John Harrald, director of the GW Institute for Crisis, Disaster and Risk Management, taught Allen at the Coast Guard Academy in the 1970s. Harrald said he has confidence in Allen’s ability to coordinate relief on multiple levels because of his experience simultaneously handling homeland security and domestic service with the Coast Guard.
“There are few people I have met in government who have the ability to work on both (homeland security and domestic service),” he said. “I am very pleased the administration chose him because he has the skill set needed to coordinate the relief.”
Allen, 56, earned a master of public relations degree from GW in 1986. He graduated from the Coast Guard Academy in 1971, and prior to that he graduated from the Sloan School of Management at the Massachusetts Institute of Technology. He has spent his entire career with the Coast Guard.
Following Allen’s training, he and Harrald became close friends and served together as commanders in the Coast Guard.
“He is incredibly capable, very intelligent and a conceptual thinker,” Harrald said. “He is capable of working at any level, and he can communicate effectively with either a blue collar worker or a three- or four-star general.”
Allen has served as the chief of staff for the U.S. Coast Guard since 2002, and was appointed to his current position in the Gulf Coast Sept. 5 by Michael Chertoff, secretary of Homeland Security.
He has received praise for his actions as commander of Coast Guard operations east of the Rocky Mountains in the aftermath of the Sept. 11 attacks, and for the smooth transition of the Coast Guard from the Department of Transportation to the Department of Homeland Security in 2003.
Allen’s versatility could prove to be valuable considering that the traditional search-and-rescue operations conducted by the Coast Guard differ from his current responsibilities in the Gulf. Jolie Shifflet, a Coast Guard spokesperson, said Coast Guard search-and-rescue operations tend to be more tactical, involving locating ships and developing a plan to reach those who are stranded. In New Orleans, she said, Allen’s main challenge lies in coordinating actions between officials to determine what is needed to rescue and rebuild.
“Admiral Allen’s broad range of experiences has prepared him to deal with complications and issues and to come up with a plan to act on it,” she said.
Kathryn Newcomer, director of GW’s School of Public Policy and Public Administration, said Allen remains involved in the school and also serves as a mentor and advisor to students in the graduate school.
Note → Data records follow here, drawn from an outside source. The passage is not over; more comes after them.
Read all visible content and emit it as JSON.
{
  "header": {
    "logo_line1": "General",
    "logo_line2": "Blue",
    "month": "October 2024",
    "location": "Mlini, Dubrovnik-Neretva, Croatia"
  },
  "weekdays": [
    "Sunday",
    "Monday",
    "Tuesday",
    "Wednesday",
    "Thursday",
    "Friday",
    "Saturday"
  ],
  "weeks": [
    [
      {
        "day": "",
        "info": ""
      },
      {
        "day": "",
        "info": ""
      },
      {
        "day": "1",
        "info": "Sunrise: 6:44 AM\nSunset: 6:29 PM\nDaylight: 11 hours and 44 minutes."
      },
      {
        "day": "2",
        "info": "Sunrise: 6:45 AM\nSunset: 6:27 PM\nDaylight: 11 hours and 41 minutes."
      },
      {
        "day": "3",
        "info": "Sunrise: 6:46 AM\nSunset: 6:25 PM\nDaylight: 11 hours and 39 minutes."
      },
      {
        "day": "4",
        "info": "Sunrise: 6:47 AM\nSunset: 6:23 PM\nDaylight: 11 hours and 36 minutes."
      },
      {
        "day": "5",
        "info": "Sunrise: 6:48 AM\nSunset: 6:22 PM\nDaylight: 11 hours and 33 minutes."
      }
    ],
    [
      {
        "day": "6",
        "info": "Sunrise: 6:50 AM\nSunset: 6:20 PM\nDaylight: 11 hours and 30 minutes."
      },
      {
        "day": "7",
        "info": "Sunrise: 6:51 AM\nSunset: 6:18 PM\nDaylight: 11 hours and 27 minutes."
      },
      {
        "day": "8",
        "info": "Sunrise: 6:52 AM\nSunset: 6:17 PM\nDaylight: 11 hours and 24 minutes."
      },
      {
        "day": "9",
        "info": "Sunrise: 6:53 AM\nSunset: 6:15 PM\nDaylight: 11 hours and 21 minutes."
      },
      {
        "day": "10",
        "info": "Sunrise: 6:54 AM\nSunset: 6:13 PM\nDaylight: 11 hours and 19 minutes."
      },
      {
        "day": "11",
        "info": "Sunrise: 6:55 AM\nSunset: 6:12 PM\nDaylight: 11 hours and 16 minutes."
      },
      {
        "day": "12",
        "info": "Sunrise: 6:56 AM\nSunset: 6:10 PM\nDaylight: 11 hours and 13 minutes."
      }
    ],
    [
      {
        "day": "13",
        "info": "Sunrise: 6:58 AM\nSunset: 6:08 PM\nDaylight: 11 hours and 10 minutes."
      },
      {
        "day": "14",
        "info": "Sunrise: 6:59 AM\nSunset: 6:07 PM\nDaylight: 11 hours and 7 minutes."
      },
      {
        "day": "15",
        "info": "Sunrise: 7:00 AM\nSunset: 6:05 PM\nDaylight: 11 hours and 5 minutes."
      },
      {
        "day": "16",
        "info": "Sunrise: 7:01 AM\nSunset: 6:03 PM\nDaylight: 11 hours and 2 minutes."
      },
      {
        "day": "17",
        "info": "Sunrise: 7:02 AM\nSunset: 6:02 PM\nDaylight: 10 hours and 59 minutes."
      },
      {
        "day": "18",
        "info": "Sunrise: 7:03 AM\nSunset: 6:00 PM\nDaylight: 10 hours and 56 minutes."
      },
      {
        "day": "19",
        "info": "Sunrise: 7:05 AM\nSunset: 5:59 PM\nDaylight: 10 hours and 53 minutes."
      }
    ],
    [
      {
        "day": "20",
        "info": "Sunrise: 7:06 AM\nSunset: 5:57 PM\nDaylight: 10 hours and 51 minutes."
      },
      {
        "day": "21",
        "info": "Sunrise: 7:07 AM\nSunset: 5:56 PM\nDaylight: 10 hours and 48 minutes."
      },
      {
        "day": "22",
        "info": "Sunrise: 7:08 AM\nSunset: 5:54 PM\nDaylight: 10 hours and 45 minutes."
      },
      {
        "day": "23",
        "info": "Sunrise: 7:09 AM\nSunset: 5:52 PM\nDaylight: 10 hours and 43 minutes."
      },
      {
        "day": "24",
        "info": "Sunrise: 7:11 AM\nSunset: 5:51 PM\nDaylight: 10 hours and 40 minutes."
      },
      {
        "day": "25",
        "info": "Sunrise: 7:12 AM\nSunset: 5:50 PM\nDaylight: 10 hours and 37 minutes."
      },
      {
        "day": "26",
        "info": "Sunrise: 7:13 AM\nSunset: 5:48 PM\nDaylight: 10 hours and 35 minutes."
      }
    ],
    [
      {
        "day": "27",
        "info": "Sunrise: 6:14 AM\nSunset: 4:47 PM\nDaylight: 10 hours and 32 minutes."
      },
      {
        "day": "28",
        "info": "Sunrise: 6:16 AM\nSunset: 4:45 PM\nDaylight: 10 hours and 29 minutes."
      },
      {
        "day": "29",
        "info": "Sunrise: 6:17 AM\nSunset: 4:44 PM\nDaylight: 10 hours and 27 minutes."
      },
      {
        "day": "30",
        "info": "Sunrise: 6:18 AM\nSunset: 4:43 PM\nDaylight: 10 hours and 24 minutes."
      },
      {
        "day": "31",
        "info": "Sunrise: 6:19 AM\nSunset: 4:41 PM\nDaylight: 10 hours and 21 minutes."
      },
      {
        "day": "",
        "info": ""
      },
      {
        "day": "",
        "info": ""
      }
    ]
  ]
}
He serves on the board of trustees for the school, as well as on the advisory board for the Center for Innovation and Public Service within the graduate school.
“He is perceived as such a suburb manager and leader,” Newcomer said, “and he is extremely well respected.”